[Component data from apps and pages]
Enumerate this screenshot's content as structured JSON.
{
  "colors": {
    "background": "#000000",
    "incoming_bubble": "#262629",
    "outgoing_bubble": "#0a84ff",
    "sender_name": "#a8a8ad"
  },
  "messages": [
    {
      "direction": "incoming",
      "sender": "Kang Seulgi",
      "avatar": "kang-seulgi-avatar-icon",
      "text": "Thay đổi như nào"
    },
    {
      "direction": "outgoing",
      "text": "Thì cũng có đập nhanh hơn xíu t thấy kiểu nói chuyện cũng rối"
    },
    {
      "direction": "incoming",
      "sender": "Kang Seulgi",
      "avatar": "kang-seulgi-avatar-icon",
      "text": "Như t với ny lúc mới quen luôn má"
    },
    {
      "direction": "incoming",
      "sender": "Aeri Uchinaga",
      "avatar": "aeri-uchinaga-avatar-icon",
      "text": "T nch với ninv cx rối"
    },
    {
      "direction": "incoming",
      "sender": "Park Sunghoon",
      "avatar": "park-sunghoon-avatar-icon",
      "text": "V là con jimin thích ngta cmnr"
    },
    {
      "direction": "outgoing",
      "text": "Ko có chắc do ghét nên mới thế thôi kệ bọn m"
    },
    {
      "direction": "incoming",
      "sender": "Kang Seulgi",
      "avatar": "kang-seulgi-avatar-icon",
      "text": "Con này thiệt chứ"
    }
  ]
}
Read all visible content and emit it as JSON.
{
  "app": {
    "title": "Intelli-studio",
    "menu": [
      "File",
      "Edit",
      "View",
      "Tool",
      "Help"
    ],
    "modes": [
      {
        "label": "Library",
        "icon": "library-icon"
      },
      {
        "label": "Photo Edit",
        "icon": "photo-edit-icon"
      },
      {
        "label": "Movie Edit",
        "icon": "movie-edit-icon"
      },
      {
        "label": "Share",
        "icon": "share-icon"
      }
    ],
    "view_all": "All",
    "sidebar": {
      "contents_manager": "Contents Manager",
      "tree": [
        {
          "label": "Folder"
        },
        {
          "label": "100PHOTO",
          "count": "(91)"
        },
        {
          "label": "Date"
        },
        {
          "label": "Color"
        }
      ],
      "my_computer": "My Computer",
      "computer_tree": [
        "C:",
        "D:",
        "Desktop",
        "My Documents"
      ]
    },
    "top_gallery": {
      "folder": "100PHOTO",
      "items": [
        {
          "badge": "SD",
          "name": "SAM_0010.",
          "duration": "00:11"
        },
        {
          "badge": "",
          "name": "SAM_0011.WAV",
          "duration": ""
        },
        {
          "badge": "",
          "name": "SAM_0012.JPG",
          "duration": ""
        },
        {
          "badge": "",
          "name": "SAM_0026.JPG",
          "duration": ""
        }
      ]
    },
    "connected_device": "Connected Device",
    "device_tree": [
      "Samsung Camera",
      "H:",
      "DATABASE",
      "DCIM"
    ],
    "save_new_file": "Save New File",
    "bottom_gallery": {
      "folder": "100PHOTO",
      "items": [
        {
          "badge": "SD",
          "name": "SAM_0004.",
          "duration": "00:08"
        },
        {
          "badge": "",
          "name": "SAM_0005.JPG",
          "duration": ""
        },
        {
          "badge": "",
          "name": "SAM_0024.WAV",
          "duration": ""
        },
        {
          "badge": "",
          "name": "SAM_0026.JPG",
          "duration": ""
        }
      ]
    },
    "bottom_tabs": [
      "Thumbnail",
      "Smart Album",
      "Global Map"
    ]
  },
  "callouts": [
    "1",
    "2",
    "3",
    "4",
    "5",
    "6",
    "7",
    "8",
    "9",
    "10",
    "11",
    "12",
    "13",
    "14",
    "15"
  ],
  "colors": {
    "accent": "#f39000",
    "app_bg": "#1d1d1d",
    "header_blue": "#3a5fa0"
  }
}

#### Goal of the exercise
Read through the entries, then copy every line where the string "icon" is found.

#### Solution to the exercise
      "avatar": "kang-seulgi-avatar-icon",
      "avatar": "kang-seulgi-avatar-icon",
      "avatar": "aeri-uchinaga-avatar-icon",
      "avatar": "park-sunghoon-avatar-icon",
      "avatar": "kang-seulgi-avatar-icon",
        "icon": "library-icon"
        "icon": "photo-edit-icon"
        "icon": "movie-edit-icon"
        "icon": "share-icon"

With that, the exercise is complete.